In this investigation, the near surface morphology of metastable austenitic steel AISI 347 after defined machining processes was characterized in detail. Optical micrographs of the near surface microstructure and micro hardness measurements revealed that a modified surface layer with a thickness of about 300 µm develops during cryogenic turning. Quantitative X-ray analysis of the cryogenic turned surface layers showed that the feed rate has a great influence on the resulting phase distribution. In addition to paramagnetic austenite and ferromagnetic aplha-martensite a third phase, the paramagnetic epsilon-martensite, is formed. All considered turning parameters result in tensile residual stresses at the surface. At a distance of about 40 µm from the surface the residual stress state changes compressive stresses, converging to a stress-free state with increasing distance from the surface. For detailed visualization of the near surface microstructure focused ion beam milled cross sections were observed by SEM / EBSD. The sub-surface layer consists of a 4 - 8 µm thick nanocrystalline layer localized directly on the surface and an underlying austenitic/martensitic microstructure. The surface morphology influences significantly the fatigue strength in the low and high cycle fatigue regime. It should be noted that even though cryogenic turning results in a higher surface roughness, fatigue strength outperforms purely austenitic samples with polished surface.

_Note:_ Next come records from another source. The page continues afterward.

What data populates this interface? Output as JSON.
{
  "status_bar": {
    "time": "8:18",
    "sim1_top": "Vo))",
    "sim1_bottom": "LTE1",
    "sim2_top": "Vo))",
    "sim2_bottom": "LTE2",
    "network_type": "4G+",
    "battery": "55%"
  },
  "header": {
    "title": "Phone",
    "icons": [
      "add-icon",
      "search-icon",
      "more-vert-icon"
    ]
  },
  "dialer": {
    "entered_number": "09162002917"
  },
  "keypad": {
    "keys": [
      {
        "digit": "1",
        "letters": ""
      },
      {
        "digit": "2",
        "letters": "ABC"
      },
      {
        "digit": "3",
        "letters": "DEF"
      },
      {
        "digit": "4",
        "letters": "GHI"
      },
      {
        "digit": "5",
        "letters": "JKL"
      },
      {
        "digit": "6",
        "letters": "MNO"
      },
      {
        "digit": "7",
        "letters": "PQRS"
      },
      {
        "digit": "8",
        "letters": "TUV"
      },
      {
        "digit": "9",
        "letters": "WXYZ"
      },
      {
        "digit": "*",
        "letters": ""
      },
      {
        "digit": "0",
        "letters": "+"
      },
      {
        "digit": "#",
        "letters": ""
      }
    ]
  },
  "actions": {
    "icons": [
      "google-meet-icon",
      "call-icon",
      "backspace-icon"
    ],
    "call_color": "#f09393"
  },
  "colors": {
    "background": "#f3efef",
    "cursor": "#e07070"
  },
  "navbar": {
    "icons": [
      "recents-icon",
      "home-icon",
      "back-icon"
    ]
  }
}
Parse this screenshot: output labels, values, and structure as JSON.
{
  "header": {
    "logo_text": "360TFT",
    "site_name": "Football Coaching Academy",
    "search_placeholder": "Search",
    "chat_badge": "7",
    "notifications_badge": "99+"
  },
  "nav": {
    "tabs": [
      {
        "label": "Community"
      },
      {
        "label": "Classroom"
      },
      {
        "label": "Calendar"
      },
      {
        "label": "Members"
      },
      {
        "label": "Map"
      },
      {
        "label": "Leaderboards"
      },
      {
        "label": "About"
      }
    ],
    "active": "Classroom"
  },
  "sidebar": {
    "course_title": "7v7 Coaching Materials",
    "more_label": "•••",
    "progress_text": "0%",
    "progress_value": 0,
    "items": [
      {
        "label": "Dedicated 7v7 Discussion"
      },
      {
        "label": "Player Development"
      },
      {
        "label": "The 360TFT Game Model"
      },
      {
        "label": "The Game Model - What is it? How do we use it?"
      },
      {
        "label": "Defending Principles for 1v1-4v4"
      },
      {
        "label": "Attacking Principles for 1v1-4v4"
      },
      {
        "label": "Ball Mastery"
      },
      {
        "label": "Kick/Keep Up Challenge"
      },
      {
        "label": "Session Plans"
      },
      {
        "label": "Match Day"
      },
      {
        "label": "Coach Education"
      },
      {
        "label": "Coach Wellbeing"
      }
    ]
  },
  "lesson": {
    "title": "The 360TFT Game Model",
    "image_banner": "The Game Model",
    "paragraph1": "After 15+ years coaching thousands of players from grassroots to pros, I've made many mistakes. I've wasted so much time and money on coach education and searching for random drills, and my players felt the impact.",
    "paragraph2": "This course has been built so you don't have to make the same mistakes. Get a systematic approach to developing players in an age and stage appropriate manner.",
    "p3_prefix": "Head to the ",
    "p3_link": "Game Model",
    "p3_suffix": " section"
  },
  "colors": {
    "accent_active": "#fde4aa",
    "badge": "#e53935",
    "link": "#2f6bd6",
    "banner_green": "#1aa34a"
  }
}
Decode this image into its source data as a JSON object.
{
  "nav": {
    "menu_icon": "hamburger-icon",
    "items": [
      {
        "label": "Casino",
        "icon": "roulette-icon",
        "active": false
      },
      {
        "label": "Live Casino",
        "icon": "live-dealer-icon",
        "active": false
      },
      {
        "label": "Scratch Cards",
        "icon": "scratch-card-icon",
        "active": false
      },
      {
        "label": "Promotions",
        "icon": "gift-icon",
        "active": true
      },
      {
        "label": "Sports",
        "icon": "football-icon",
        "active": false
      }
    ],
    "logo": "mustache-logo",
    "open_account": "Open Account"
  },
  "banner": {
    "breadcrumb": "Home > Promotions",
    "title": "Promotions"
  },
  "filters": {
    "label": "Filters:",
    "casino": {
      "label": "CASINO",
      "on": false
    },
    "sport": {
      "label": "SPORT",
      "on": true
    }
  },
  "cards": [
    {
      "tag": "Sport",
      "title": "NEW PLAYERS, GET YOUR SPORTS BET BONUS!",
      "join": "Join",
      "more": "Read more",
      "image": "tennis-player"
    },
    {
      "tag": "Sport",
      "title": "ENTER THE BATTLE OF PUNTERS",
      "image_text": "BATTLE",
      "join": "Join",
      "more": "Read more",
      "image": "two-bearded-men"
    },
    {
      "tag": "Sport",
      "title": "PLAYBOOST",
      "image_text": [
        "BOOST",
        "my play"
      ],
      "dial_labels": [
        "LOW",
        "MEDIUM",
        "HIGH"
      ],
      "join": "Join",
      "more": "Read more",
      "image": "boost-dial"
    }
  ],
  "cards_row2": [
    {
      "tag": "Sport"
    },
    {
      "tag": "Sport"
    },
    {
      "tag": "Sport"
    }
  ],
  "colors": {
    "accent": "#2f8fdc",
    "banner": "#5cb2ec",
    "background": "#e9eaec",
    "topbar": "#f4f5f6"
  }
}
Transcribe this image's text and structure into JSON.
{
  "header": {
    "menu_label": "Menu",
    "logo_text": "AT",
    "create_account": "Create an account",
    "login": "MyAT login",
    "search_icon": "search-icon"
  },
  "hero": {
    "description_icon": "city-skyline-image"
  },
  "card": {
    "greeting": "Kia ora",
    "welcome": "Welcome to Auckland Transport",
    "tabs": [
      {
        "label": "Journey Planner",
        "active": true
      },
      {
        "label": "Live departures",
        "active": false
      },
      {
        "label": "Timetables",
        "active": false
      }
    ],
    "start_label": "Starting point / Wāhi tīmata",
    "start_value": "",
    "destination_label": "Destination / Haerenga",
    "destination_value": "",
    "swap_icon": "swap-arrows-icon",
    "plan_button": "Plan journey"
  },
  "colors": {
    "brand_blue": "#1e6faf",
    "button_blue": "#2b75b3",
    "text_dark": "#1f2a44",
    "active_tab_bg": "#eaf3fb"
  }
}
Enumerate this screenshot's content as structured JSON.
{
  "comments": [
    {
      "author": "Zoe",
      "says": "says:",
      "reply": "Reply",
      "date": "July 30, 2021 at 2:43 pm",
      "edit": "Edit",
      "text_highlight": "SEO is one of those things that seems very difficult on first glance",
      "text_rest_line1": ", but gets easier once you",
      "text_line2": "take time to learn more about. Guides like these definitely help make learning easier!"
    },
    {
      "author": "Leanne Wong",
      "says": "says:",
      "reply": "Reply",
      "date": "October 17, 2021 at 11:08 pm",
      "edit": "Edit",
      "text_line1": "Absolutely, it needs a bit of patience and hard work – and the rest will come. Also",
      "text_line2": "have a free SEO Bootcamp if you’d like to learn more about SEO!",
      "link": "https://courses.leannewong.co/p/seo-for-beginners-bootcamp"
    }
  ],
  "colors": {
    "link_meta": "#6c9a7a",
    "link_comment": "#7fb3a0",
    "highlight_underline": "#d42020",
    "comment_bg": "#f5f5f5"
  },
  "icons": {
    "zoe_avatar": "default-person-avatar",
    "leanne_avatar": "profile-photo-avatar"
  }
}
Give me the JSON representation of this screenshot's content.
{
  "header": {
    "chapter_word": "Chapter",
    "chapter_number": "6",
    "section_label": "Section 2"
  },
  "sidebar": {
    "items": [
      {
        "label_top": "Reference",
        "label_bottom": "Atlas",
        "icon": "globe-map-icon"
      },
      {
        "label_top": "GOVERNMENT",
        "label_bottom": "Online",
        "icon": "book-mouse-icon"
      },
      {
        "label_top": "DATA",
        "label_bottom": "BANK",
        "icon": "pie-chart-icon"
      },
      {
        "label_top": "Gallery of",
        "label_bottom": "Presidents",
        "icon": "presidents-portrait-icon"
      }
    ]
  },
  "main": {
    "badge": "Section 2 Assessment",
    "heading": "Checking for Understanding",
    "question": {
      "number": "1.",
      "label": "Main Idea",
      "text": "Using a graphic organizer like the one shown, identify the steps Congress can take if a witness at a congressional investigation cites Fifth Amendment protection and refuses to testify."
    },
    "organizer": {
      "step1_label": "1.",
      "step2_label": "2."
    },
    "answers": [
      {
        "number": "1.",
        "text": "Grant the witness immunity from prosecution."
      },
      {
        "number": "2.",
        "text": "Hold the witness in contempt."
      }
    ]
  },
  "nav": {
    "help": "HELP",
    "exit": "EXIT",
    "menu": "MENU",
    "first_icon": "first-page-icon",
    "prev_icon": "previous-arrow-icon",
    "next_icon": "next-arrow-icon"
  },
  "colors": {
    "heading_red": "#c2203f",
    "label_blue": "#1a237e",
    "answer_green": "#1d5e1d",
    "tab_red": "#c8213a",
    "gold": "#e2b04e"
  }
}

The authors thank the German Research Foundation (DFG) for the support of the research within the CRC 926 „Microscale Morphology of Component Surfaces (MICOS)“.